[See also {459,3}; {1567,2}.]



Well, Momin's verse may not be as loftily multivalent as Mir's, but it's still irresistibly punchy. Who could fail to relish it? And isn't it instantly compelling and memorizable, in a way that Mir's is not?

Note for grammar fans: Here's a study in the versatility-- and possible confusingness-- of ko . The second line is perfectly straightforward: the speaker confided something 'to' something, where ko marks the indirect object, and the (non-human) direct object is unmarked. But in the first line we have not only a ko marking what turns out to be the direct object , but also its archaic counterpart, ke ta))ii;N (see the definition above), marking what turns out to be the indirect object. So in effect the first line gives us 'I confided X ko Y ko '. Given the flexibility of Urdu word order, how can we tell the direct from the indirect object? Really the only way is through the first line's general semantic parallelism with the second line.
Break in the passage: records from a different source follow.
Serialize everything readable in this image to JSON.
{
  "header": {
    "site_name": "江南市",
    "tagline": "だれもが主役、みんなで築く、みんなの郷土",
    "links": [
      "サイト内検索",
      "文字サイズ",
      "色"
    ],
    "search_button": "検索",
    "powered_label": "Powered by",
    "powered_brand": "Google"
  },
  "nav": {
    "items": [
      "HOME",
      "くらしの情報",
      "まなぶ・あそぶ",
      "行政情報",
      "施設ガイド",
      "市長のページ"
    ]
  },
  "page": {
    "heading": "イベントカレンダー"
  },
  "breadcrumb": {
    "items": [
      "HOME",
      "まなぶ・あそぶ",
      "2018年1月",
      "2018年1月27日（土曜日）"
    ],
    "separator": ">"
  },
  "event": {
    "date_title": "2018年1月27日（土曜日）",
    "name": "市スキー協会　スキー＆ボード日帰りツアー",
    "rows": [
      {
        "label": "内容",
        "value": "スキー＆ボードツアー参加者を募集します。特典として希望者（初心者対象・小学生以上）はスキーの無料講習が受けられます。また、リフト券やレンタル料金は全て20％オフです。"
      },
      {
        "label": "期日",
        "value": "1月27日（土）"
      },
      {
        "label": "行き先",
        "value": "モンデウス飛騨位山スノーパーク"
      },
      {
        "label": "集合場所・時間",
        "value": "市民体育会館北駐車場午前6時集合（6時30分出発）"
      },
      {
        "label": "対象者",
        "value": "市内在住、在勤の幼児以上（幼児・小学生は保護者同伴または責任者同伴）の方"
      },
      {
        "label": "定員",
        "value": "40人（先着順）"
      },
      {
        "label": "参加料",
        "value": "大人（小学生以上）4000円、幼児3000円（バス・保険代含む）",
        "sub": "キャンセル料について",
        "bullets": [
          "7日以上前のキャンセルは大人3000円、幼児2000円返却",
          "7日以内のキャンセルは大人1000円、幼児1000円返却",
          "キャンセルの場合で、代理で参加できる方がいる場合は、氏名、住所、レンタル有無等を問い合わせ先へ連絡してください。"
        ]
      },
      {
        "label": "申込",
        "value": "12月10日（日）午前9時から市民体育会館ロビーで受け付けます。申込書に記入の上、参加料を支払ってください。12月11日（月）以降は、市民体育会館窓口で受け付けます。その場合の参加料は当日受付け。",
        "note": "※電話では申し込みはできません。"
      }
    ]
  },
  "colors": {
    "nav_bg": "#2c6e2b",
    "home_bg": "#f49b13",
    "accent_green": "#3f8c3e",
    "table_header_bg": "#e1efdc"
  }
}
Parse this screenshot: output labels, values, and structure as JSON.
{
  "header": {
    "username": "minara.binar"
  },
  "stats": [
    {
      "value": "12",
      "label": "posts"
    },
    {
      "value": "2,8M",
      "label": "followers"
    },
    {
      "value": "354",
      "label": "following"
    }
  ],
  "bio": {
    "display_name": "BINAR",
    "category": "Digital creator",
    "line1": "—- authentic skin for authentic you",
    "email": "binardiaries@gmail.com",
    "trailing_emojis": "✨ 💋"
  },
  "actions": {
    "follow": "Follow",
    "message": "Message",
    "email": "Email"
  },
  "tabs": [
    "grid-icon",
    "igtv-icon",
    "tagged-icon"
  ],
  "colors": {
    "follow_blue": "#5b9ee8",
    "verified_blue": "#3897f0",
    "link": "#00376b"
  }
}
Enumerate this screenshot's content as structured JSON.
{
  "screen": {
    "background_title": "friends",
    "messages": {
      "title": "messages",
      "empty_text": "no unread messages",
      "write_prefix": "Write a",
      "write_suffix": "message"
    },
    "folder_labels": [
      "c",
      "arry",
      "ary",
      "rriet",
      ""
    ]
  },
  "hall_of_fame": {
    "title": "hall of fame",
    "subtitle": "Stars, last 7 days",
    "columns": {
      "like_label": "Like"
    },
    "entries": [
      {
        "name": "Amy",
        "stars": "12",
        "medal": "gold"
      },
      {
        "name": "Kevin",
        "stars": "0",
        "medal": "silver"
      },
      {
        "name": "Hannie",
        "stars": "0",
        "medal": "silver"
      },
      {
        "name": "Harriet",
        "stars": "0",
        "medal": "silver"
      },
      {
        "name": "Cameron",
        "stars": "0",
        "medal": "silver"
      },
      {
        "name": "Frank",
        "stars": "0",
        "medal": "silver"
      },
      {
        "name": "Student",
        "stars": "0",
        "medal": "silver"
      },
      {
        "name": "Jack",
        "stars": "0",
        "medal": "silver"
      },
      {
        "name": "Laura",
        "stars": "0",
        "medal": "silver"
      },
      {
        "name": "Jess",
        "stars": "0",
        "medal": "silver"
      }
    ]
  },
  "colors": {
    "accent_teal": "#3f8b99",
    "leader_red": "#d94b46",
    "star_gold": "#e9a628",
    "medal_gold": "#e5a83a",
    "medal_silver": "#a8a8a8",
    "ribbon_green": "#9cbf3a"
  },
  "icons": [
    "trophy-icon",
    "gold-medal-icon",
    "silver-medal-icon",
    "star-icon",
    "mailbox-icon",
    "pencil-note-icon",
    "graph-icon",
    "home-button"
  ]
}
Note for translation fans: Consider the unusual intractability of ;Gunchah-e ta.sviir . Usually I do izafats in the clunky but literal and versatile 'of' form. But 'bud of a picture' sounds like a bud that is going to flower into a picture, the way a rosebud will become a rose. 'Picture-bud' and 'bud-picture' have their own problems. Finally 'bud-in-a-picture' was the best that I could come up with.